ASSIGNED TASK: Pictures should be left out while the data beneath this task is written out word for word.

··· DATA TO USE

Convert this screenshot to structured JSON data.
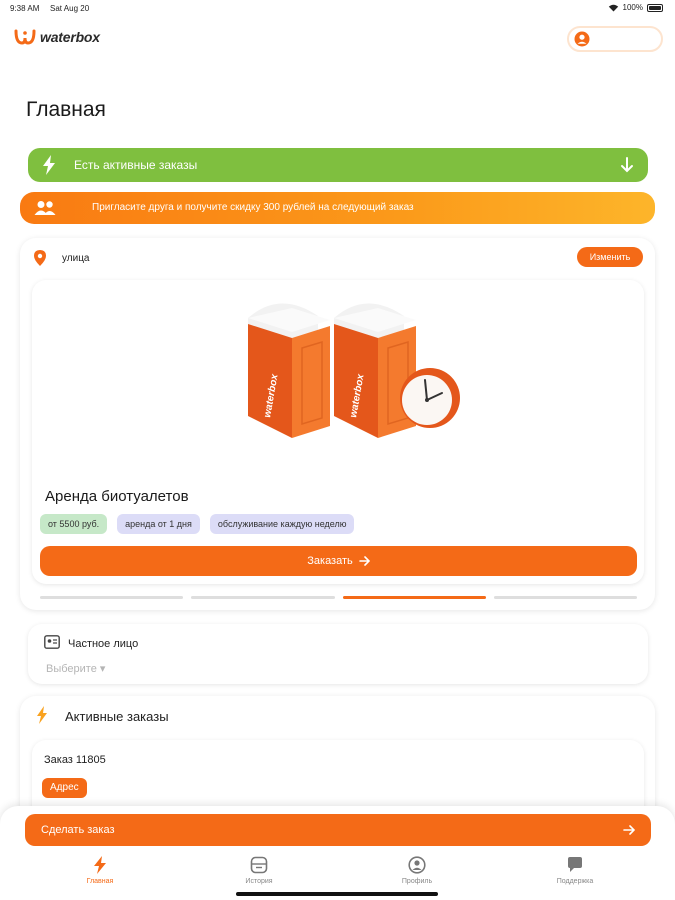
{
  "status_bar": {
    "time": "9:38 AM",
    "date": "Sat Aug 20",
    "battery": "100%"
  },
  "header": {
    "brand": "waterbox",
    "brand_color": "#f46a17",
    "user_icon": "user-circle-icon"
  },
  "page_title": "Главная",
  "active_orders_banner": {
    "text": "Есть активные заказы",
    "color": "#7fbf3f",
    "icon": "lightning-icon",
    "action_icon": "arrow-down-icon"
  },
  "referral_banner": {
    "text": "Пригласите друга и получите скидку 300 рублей на следующий заказ",
    "icon": "group-icon"
  },
  "address": {
    "icon": "location-pin-icon",
    "value": "улица",
    "change_label": "Изменить"
  },
  "service": {
    "title": "Аренда биотуалетов",
    "illustration_brand": "waterbox",
    "tags": [
      {
        "label": "от 5500 руб.",
        "color": "#c6e8c8"
      },
      {
        "label": "аренда от 1 дня",
        "color": "#dcdcf7"
      },
      {
        "label": "обслуживание каждую неделю",
        "color": "#dcdcf7"
      }
    ],
    "order_label": "Заказать",
    "order_icon": "arrow-right-icon"
  },
  "carousel": {
    "pages": 4,
    "active_page": 3
  },
  "entity": {
    "icon": "id-card-icon",
    "label": "Частное лицо",
    "placeholder": "Выберите ▾"
  },
  "active_orders": {
    "title": "Активные заказы",
    "icon": "lightning-icon",
    "items": [
      {
        "number": "Заказ 11805",
        "badge": "Адрес"
      }
    ]
  },
  "make_order": {
    "label": "Сделать заказ",
    "icon": "arrow-right-icon"
  },
  "tabs": [
    {
      "label": "Главная",
      "icon": "lightning-icon",
      "active": true
    },
    {
      "label": "История",
      "icon": "history-icon",
      "active": false
    },
    {
      "label": "Профиль",
      "icon": "profile-icon",
      "active": false
    },
    {
      "label": "Поддержка",
      "icon": "chat-icon",
      "active": false
    }
  ]
}
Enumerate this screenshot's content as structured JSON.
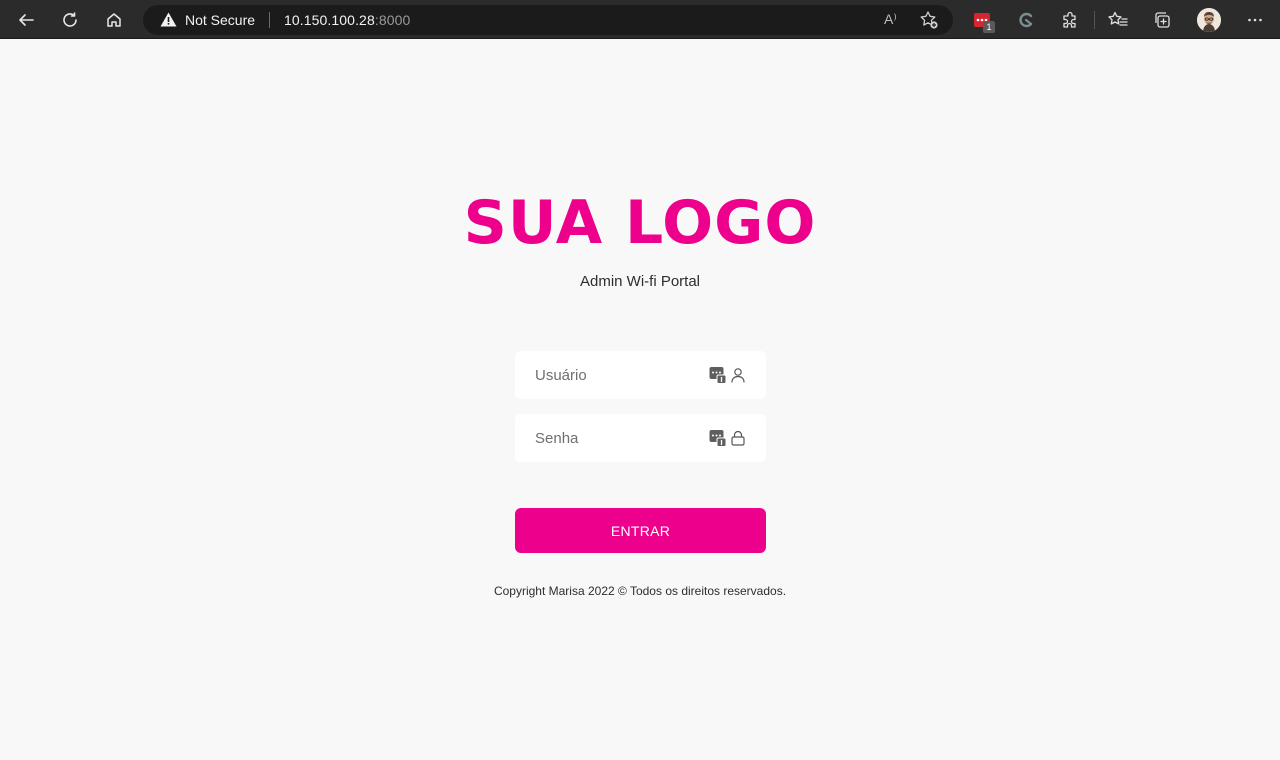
{
  "browser": {
    "security_label": "Not Secure",
    "url_host": "10.150.100.28",
    "url_port": ":8000",
    "extension_badge": "1",
    "read_aloud_glyph": "A⁾",
    "icons": [
      "back-icon",
      "refresh-icon",
      "home-icon",
      "warning-icon",
      "read-aloud-icon",
      "add-favorite-icon",
      "password-extension-icon",
      "grammar-extension-icon",
      "extensions-icon",
      "favorites-icon",
      "collections-icon",
      "profile-avatar",
      "more-icon"
    ]
  },
  "page": {
    "logo": "SUA LOGO",
    "subtitle": "Admin Wi-fi Portal",
    "username_placeholder": "Usuário",
    "password_placeholder": "Senha",
    "submit_label": "ENTRAR",
    "copyright": "Copyright Marisa 2022 © Todos os direitos reservados."
  },
  "colors": {
    "brand": "#ec008c",
    "page_background": "#f8f8f8",
    "toolbar": "#2b2b2b"
  }
}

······

EXERCISE OUTPUT:
Convert this screenshot to structured JSON data.
{
  "status_bar": {
    "time": "9:38 AM",
    "date": "Sat Aug 20",
    "battery": "100%"
  },
  "header": {
    "brand": "waterbox",
    "brand_color": "#f46a17",
    "user_icon": "user-circle-icon"
  },
  "page_title": "Главная",
  "active_orders_banner": {
    "text": "Есть активные заказы",
    "color": "#7fbf3f",
    "icon": "lightning-icon",
    "action_icon": "arrow-down-icon"
  },
  "referral_banner": {
    "text": "Пригласите друга и получите скидку 300 рублей на следующий заказ",
    "icon": "group-icon"
  },
  "address": {
    "icon": "location-pin-icon",
    "value": "улица",
    "change_label": "Изменить"
  },
  "service": {
    "title": "Аренда биотуалетов",
    "illustration_brand": "waterbox",
    "tags": [
      {
        "label": "от 5500 руб.",
        "color": "#c6e8c8"
      },
      {
        "label": "аренда от 1 дня",
        "color": "#dcdcf7"
      },
      {
        "label": "обслуживание каждую неделю",
        "color": "#dcdcf7"
      }
    ],
    "order_label": "Заказать",
    "order_icon": "arrow-right-icon"
  },
  "carousel": {
    "pages": 4,
    "active_page": 3
  },
  "entity": {
    "icon": "id-card-icon",
    "label": "Частное лицо",
    "placeholder": "Выберите ▾"
  },
  "active_orders": {
    "title": "Активные заказы",
    "icon": "lightning-icon",
    "items": [
      {
        "number": "Заказ 11805",
        "badge": "Адрес"
      }
    ]
  },
  "make_order": {
    "label": "Сделать заказ",
    "icon": "arrow-right-icon"
  },
  "tabs": [
    {
      "label": "Главная",
      "icon": "lightning-icon",
      "active": true
    },
    {
      "label": "История",
      "icon": "history-icon",
      "active": false
    },
    {
      "label": "Профиль",
      "icon": "profile-icon",
      "active": false
    },
    {
      "label": "Поддержка",
      "icon": "chat-icon",
      "active": false
    }
  ]
}
Enumerate this screenshot's content as structured JSON.
{
  "browser": {
    "security_label": "Not Secure",
    "url_host": "10.150.100.28",
    "url_port": ":8000",
    "extension_badge": "1",
    "read_aloud_glyph": "A⁾",
    "icons": [
      "back-icon",
      "refresh-icon",
      "home-icon",
      "warning-icon",
      "read-aloud-icon",
      "add-favorite-icon",
      "password-extension-icon",
      "grammar-extension-icon",
      "extensions-icon",
      "favorites-icon",
      "collections-icon",
      "profile-avatar",
      "more-icon"
    ]
  },
  "page": {
    "logo": "SUA LOGO",
    "subtitle": "Admin Wi-fi Portal",
    "username_placeholder": "Usuário",
    "password_placeholder": "Senha",
    "submit_label": "ENTRAR",
    "copyright": "Copyright Marisa 2022 © Todos os direitos reservados."
  },
  "colors": {
    "brand": "#ec008c",
    "page_background": "#f8f8f8",
    "toolbar": "#2b2b2b"
  }
}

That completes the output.